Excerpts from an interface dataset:

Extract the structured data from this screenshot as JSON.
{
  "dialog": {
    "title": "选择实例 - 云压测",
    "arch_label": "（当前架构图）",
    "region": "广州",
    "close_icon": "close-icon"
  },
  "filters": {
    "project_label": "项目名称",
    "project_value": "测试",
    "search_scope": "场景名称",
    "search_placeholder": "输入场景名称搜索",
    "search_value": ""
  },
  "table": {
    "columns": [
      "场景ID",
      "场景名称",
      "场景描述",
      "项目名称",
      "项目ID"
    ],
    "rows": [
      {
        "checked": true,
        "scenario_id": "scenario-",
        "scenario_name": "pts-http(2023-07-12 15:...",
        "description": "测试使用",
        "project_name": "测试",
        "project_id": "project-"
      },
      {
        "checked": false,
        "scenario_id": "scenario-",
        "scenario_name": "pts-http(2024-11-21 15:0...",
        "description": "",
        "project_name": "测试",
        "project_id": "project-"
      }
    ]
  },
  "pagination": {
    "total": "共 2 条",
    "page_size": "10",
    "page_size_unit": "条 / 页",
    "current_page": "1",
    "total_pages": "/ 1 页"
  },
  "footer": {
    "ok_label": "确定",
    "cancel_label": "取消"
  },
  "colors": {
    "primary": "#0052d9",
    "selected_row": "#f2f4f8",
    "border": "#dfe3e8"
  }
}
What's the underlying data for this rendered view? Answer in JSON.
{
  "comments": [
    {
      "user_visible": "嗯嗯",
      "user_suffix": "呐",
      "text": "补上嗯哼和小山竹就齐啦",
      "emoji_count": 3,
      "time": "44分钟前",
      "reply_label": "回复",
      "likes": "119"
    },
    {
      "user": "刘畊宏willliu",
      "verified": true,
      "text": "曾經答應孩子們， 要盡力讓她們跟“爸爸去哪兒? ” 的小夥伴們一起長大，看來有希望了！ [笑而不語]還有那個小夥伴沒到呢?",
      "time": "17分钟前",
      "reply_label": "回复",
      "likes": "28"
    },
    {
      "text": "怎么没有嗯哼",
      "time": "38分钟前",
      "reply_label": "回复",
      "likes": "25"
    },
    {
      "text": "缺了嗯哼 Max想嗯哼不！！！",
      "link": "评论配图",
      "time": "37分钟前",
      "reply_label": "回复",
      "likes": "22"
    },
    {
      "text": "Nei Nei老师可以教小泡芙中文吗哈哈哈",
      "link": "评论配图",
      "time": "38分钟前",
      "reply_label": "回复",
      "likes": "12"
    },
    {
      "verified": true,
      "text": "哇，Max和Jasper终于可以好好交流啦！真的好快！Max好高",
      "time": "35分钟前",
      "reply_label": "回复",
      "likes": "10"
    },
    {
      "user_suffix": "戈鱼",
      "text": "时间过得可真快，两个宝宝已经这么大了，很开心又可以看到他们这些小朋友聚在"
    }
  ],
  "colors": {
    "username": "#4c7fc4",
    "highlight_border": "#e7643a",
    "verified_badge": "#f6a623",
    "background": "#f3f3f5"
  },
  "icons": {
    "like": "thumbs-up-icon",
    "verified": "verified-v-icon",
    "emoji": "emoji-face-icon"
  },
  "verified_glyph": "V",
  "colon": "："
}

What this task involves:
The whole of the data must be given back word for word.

Solution for this problem:
Extract the structured data from this screenshot as JSON.
{
  "dialog": {
    "title": "选择实例 - 云压测",
    "arch_label": "（当前架构图）",
    "region": "广州",
    "close_icon": "close-icon"
  },
  "filters": {
    "project_label": "项目名称",
    "project_value": "测试",
    "search_scope": "场景名称",
    "search_placeholder": "输入场景名称搜索",
    "search_value": ""
  },
  "table": {
    "columns": [
      "场景ID",
      "场景名称",
      "场景描述",
      "项目名称",
      "项目ID"
    ],
    "rows": [
      {
        "checked": true,
        "scenario_id": "scenario-",
        "scenario_name": "pts-http(2023-07-12 15:...",
        "description": "测试使用",
        "project_name": "测试",
        "project_id": "project-"
      },
      {
        "checked": false,
        "scenario_id": "scenario-",
        "scenario_name": "pts-http(2024-11-21 15:0...",
        "description": "",
        "project_name": "测试",
        "project_id": "project-"
      }
    ]
  },
  "pagination": {
    "total": "共 2 条",
    "page_size": "10",
    "page_size_unit": "条 / 页",
    "current_page": "1",
    "total_pages": "/ 1 页"
  },
  "footer": {
    "ok_label": "确定",
    "cancel_label": "取消"
  },
  "colors": {
    "primary": "#0052d9",
    "selected_row": "#f2f4f8",
    "border": "#dfe3e8"
  }
}
What's the underlying data for this rendered view? Answer in JSON.
{
  "comments": [
    {
      "user_visible": "嗯嗯",
      "user_suffix": "呐",
      "text": "补上嗯哼和小山竹就齐啦",
      "emoji_count": 3,
      "time": "44分钟前",
      "reply_label": "回复",
      "likes": "119"
    },
    {
      "user": "刘畊宏willliu",
      "verified": true,
      "text": "曾經答應孩子們， 要盡力讓她們跟“爸爸去哪兒? ” 的小夥伴們一起長大，看來有希望了！ [笑而不語]還有那個小夥伴沒到呢?",
      "time": "17分钟前",
      "reply_label": "回复",
      "likes": "28"
    },
    {
      "text": "怎么没有嗯哼",
      "time": "38分钟前",
      "reply_label": "回复",
      "likes": "25"
    },
    {
      "text": "缺了嗯哼 Max想嗯哼不！！！",
      "link": "评论配图",
      "time": "37分钟前",
      "reply_label": "回复",
      "likes": "22"
    },
    {
      "text": "Nei Nei老师可以教小泡芙中文吗哈哈哈",
      "link": "评论配图",
      "time": "38分钟前",
      "reply_label": "回复",
      "likes": "12"
    },
    {
      "verified": true,
      "text": "哇，Max和Jasper终于可以好好交流啦！真的好快！Max好高",
      "time": "35分钟前",
      "reply_label": "回复",
      "likes": "10"
    },
    {
      "user_suffix": "戈鱼",
      "text": "时间过得可真快，两个宝宝已经这么大了，很开心又可以看到他们这些小朋友聚在"
    }
  ],
  "colors": {
    "username": "#4c7fc4",
    "highlight_border": "#e7643a",
    "verified_badge": "#f6a623",
    "background": "#f3f3f5"
  },
  "icons": {
    "like": "thumbs-up-icon",
    "verified": "verified-v-icon",
    "emoji": "emoji-face-icon"
  },
  "verified_glyph": "V",
  "colon": "："
}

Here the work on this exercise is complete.